━━━ DATA TO USE ━━━

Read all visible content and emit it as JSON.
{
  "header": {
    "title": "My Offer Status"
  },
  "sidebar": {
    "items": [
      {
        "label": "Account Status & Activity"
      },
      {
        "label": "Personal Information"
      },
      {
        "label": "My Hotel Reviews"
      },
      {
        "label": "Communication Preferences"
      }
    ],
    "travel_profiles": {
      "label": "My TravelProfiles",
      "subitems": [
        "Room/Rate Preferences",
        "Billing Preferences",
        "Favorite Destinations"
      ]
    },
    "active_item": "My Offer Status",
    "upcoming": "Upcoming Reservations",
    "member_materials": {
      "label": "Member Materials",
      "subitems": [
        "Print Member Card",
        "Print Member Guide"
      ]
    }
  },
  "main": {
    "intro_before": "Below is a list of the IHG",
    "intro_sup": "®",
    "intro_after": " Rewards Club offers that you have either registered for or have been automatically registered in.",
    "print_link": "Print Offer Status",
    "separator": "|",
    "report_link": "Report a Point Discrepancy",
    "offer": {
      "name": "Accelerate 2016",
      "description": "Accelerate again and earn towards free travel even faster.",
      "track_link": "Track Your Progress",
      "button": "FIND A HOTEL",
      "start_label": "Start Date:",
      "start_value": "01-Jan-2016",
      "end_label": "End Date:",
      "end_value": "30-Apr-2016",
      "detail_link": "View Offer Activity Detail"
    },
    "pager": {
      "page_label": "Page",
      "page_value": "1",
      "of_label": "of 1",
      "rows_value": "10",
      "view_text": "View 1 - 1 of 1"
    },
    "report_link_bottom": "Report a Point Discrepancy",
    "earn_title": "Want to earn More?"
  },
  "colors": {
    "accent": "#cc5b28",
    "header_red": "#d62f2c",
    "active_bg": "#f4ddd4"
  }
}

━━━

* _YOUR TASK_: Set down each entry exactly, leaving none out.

* _TASK ANSWER_:
Read all visible content and emit it as JSON.
{
  "header": {
    "title": "My Offer Status"
  },
  "sidebar": {
    "items": [
      {
        "label": "Account Status & Activity"
      },
      {
        "label": "Personal Information"
      },
      {
        "label": "My Hotel Reviews"
      },
      {
        "label": "Communication Preferences"
      }
    ],
    "travel_profiles": {
      "label": "My TravelProfiles",
      "subitems": [
        "Room/Rate Preferences",
        "Billing Preferences",
        "Favorite Destinations"
      ]
    },
    "active_item": "My Offer Status",
    "upcoming": "Upcoming Reservations",
    "member_materials": {
      "label": "Member Materials",
      "subitems": [
        "Print Member Card",
        "Print Member Guide"
      ]
    }
  },
  "main": {
    "intro_before": "Below is a list of the IHG",
    "intro_sup": "®",
    "intro_after": " Rewards Club offers that you have either registered for or have been automatically registered in.",
    "print_link": "Print Offer Status",
    "separator": "|",
    "report_link": "Report a Point Discrepancy",
    "offer": {
      "name": "Accelerate 2016",
      "description": "Accelerate again and earn towards free travel even faster.",
      "track_link": "Track Your Progress",
      "button": "FIND A HOTEL",
      "start_label": "Start Date:",
      "start_value": "01-Jan-2016",
      "end_label": "End Date:",
      "end_value": "30-Apr-2016",
      "detail_link": "View Offer Activity Detail"
    },
    "pager": {
      "page_label": "Page",
      "page_value": "1",
      "of_label": "of 1",
      "rows_value": "10",
      "view_text": "View 1 - 1 of 1"
    },
    "report_link_bottom": "Report a Point Discrepancy",
    "earn_title": "Want to earn More?"
  },
  "colors": {
    "accent": "#cc5b28",
    "header_red": "#d62f2c",
    "active_bg": "#f4ddd4"
  }
}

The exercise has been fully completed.